(Interface dataset entries)
━━━

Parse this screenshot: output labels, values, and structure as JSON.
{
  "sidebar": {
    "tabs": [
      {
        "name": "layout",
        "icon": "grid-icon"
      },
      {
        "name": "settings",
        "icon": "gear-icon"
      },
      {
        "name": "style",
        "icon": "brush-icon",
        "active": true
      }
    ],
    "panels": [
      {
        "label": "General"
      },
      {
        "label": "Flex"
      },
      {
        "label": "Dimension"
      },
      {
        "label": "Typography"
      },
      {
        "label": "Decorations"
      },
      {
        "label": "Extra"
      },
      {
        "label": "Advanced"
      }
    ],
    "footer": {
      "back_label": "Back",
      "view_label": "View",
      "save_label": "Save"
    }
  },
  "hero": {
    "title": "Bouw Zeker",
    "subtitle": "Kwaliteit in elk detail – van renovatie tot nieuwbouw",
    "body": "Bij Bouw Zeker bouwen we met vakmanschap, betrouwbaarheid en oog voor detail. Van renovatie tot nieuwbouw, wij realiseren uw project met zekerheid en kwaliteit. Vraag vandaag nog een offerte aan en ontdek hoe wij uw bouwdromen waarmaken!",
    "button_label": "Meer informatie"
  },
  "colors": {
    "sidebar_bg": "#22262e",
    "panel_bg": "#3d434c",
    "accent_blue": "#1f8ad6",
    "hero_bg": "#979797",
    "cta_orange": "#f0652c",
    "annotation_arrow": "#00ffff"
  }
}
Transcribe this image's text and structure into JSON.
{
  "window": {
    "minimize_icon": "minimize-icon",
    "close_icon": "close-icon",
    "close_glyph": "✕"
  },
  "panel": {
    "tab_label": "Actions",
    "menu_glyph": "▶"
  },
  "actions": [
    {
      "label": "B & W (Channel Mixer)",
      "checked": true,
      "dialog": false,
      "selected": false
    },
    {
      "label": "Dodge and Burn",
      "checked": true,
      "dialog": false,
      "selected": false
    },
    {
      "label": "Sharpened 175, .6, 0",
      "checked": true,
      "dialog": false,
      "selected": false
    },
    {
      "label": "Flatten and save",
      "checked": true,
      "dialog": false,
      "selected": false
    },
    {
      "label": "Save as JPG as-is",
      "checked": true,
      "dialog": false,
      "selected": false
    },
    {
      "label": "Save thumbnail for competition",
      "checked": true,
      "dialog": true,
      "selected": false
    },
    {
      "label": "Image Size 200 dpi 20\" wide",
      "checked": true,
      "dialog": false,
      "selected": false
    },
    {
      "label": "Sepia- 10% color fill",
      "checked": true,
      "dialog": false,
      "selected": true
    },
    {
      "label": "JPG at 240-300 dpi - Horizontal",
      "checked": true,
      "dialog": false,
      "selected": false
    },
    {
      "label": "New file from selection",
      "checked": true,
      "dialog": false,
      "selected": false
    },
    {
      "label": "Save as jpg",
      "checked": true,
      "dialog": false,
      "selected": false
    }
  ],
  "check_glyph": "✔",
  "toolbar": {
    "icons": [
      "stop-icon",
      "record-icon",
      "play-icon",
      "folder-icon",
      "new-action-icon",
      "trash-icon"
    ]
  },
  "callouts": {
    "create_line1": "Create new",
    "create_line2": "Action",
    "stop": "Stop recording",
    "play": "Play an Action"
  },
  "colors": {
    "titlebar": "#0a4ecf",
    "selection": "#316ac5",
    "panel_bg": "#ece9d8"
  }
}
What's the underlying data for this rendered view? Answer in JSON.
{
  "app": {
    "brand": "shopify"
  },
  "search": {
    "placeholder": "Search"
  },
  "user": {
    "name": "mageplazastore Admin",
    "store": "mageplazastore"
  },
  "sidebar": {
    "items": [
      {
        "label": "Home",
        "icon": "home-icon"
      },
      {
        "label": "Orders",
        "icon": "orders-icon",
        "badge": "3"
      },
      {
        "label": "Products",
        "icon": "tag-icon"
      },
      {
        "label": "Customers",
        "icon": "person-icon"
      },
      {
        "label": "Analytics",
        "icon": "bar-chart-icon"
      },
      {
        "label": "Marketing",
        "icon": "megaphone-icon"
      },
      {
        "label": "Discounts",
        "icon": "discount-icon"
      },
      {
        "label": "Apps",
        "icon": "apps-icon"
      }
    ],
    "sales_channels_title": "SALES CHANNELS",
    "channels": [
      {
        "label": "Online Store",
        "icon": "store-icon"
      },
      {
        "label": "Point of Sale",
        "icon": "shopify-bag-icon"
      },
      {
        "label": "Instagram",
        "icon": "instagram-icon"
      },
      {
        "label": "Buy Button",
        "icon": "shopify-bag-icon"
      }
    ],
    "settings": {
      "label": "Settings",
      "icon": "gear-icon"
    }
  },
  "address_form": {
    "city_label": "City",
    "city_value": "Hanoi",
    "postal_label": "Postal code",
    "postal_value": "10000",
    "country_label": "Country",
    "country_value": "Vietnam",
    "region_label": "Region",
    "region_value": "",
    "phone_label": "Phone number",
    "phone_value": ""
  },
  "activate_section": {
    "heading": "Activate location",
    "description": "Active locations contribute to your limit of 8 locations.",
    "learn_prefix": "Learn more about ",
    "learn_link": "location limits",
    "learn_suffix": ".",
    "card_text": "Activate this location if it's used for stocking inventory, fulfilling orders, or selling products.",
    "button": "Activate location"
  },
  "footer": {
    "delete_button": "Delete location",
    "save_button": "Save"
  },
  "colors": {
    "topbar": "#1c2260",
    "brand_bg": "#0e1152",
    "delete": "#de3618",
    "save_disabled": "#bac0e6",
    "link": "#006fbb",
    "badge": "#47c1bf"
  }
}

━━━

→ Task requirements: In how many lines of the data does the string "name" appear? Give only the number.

→ Task answer: 4